▶ [Action item]
Would you repeat every entry below word for word but drop the images?

══ Dataset excerpts ══

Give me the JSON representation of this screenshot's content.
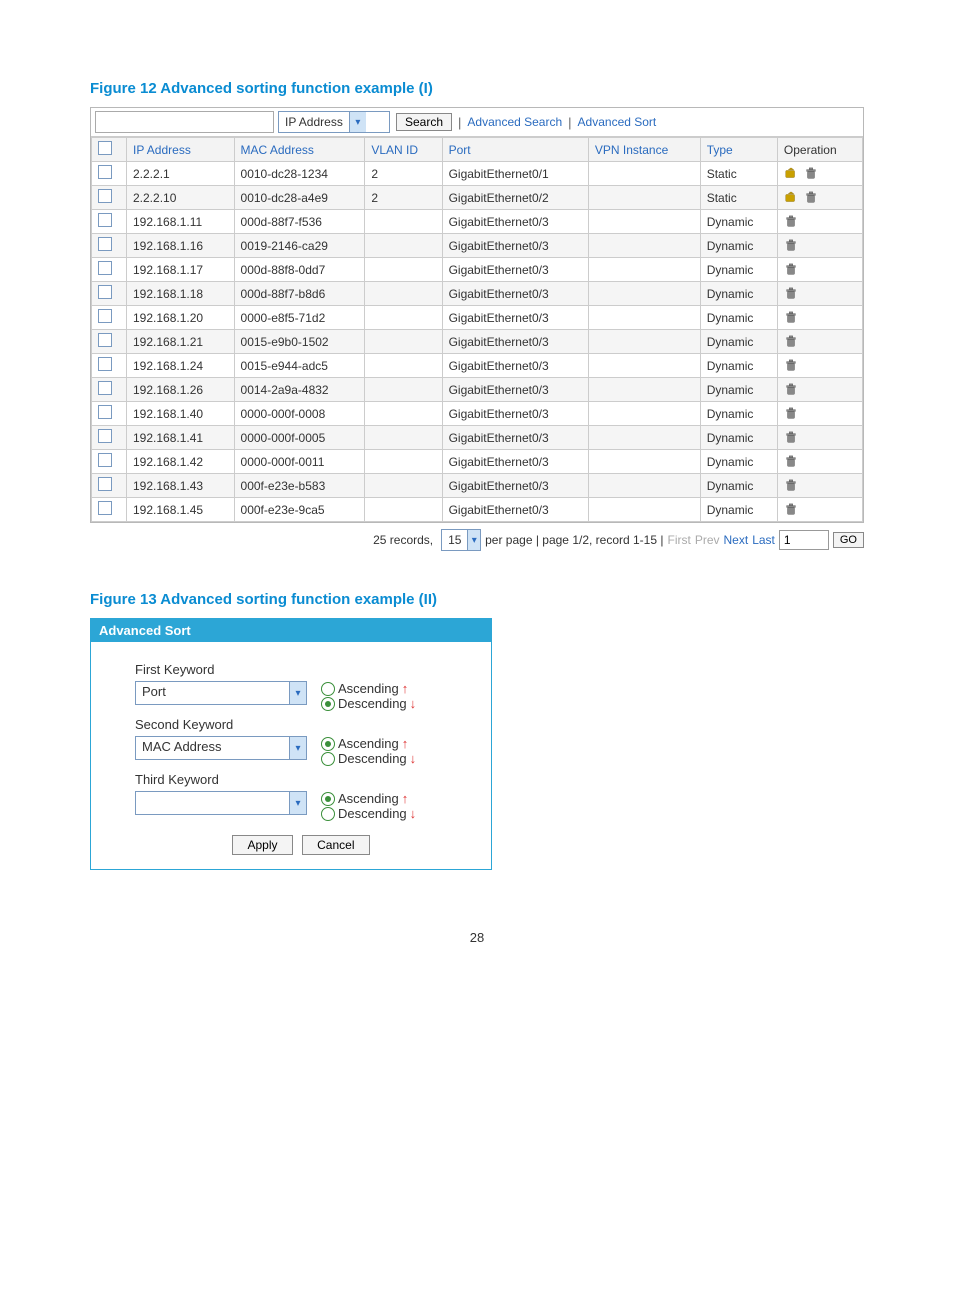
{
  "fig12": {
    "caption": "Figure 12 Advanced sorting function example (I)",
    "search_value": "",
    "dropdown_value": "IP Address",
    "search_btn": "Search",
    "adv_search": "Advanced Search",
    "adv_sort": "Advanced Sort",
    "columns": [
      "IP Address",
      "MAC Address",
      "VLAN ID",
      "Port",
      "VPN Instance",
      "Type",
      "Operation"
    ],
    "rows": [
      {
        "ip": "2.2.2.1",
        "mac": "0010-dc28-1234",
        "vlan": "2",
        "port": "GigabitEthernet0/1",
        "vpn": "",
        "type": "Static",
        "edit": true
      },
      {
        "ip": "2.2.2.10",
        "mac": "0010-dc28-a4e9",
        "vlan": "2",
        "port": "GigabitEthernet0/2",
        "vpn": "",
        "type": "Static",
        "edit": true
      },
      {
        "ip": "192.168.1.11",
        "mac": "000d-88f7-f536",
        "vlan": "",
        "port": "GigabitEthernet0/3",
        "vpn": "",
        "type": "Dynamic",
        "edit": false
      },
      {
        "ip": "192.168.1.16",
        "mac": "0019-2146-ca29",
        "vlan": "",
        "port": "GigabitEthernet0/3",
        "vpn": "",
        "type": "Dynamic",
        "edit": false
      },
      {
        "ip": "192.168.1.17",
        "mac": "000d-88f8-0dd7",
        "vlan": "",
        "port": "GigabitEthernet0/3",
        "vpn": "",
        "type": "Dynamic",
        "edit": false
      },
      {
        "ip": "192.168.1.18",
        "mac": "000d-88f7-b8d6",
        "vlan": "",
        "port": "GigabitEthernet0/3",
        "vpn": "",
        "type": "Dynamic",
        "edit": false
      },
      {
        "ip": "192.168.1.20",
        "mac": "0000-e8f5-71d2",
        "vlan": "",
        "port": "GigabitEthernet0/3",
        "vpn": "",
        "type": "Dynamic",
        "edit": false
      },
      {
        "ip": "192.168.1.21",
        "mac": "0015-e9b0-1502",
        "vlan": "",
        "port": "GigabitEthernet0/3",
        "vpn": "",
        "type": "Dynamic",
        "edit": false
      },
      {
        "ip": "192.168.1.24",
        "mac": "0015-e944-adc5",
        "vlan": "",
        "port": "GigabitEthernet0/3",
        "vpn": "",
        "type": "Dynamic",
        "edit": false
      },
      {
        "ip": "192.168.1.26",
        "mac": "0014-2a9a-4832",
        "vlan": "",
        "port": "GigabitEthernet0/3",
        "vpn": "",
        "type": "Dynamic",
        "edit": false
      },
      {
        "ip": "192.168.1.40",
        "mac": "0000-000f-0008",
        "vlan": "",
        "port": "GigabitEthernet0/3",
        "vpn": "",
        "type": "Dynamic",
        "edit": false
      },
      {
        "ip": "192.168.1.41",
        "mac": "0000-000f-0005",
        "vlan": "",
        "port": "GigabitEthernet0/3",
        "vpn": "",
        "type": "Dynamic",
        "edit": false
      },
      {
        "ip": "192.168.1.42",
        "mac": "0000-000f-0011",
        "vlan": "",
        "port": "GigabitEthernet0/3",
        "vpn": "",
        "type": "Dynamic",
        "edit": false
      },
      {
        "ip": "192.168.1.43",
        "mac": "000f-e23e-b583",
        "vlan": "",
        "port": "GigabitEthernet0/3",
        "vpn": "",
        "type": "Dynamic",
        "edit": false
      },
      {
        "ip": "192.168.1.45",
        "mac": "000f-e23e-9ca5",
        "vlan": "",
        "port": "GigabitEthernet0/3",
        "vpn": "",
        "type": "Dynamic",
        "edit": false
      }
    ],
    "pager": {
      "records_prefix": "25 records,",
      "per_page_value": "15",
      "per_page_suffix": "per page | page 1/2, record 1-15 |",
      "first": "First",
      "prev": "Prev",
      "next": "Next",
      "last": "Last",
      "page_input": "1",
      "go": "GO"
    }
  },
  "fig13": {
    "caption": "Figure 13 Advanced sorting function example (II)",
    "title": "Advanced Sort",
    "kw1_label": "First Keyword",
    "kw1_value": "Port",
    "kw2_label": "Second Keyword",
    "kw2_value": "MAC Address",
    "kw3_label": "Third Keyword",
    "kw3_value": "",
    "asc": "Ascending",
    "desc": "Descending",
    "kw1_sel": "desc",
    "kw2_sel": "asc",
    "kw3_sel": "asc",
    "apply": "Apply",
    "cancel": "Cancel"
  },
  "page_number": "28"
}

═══

▶ [Problem solution]
Give me the JSON representation of this screenshot's content.
{
  "fig12": {
    "caption": "Figure 12 Advanced sorting function example (I)",
    "search_value": "",
    "dropdown_value": "IP Address",
    "search_btn": "Search",
    "adv_search": "Advanced Search",
    "adv_sort": "Advanced Sort",
    "columns": [
      "IP Address",
      "MAC Address",
      "VLAN ID",
      "Port",
      "VPN Instance",
      "Type",
      "Operation"
    ],
    "rows": [
      {
        "ip": "2.2.2.1",
        "mac": "0010-dc28-1234",
        "vlan": "2",
        "port": "GigabitEthernet0/1",
        "vpn": "",
        "type": "Static",
        "edit": true
      },
      {
        "ip": "2.2.2.10",
        "mac": "0010-dc28-a4e9",
        "vlan": "2",
        "port": "GigabitEthernet0/2",
        "vpn": "",
        "type": "Static",
        "edit": true
      },
      {
        "ip": "192.168.1.11",
        "mac": "000d-88f7-f536",
        "vlan": "",
        "port": "GigabitEthernet0/3",
        "vpn": "",
        "type": "Dynamic",
        "edit": false
      },
      {
        "ip": "192.168.1.16",
        "mac": "0019-2146-ca29",
        "vlan": "",
        "port": "GigabitEthernet0/3",
        "vpn": "",
        "type": "Dynamic",
        "edit": false
      },
      {
        "ip": "192.168.1.17",
        "mac": "000d-88f8-0dd7",
        "vlan": "",
        "port": "GigabitEthernet0/3",
        "vpn": "",
        "type": "Dynamic",
        "edit": false
      },
      {
        "ip": "192.168.1.18",
        "mac": "000d-88f7-b8d6",
        "vlan": "",
        "port": "GigabitEthernet0/3",
        "vpn": "",
        "type": "Dynamic",
        "edit": false
      },
      {
        "ip": "192.168.1.20",
        "mac": "0000-e8f5-71d2",
        "vlan": "",
        "port": "GigabitEthernet0/3",
        "vpn": "",
        "type": "Dynamic",
        "edit": false
      },
      {
        "ip": "192.168.1.21",
        "mac": "0015-e9b0-1502",
        "vlan": "",
        "port": "GigabitEthernet0/3",
        "vpn": "",
        "type": "Dynamic",
        "edit": false
      },
      {
        "ip": "192.168.1.24",
        "mac": "0015-e944-adc5",
        "vlan": "",
        "port": "GigabitEthernet0/3",
        "vpn": "",
        "type": "Dynamic",
        "edit": false
      },
      {
        "ip": "192.168.1.26",
        "mac": "0014-2a9a-4832",
        "vlan": "",
        "port": "GigabitEthernet0/3",
        "vpn": "",
        "type": "Dynamic",
        "edit": false
      },
      {
        "ip": "192.168.1.40",
        "mac": "0000-000f-0008",
        "vlan": "",
        "port": "GigabitEthernet0/3",
        "vpn": "",
        "type": "Dynamic",
        "edit": false
      },
      {
        "ip": "192.168.1.41",
        "mac": "0000-000f-0005",
        "vlan": "",
        "port": "GigabitEthernet0/3",
        "vpn": "",
        "type": "Dynamic",
        "edit": false
      },
      {
        "ip": "192.168.1.42",
        "mac": "0000-000f-0011",
        "vlan": "",
        "port": "GigabitEthernet0/3",
        "vpn": "",
        "type": "Dynamic",
        "edit": false
      },
      {
        "ip": "192.168.1.43",
        "mac": "000f-e23e-b583",
        "vlan": "",
        "port": "GigabitEthernet0/3",
        "vpn": "",
        "type": "Dynamic",
        "edit": false
      },
      {
        "ip": "192.168.1.45",
        "mac": "000f-e23e-9ca5",
        "vlan": "",
        "port": "GigabitEthernet0/3",
        "vpn": "",
        "type": "Dynamic",
        "edit": false
      }
    ],
    "pager": {
      "records_prefix": "25 records,",
      "per_page_value": "15",
      "per_page_suffix": "per page | page 1/2, record 1-15 |",
      "first": "First",
      "prev": "Prev",
      "next": "Next",
      "last": "Last",
      "page_input": "1",
      "go": "GO"
    }
  },
  "fig13": {
    "caption": "Figure 13 Advanced sorting function example (II)",
    "title": "Advanced Sort",
    "kw1_label": "First Keyword",
    "kw1_value": "Port",
    "kw2_label": "Second Keyword",
    "kw2_value": "MAC Address",
    "kw3_label": "Third Keyword",
    "kw3_value": "",
    "asc": "Ascending",
    "desc": "Descending",
    "kw1_sel": "desc",
    "kw2_sel": "asc",
    "kw3_sel": "asc",
    "apply": "Apply",
    "cancel": "Cancel"
  },
  "page_number": "28"
}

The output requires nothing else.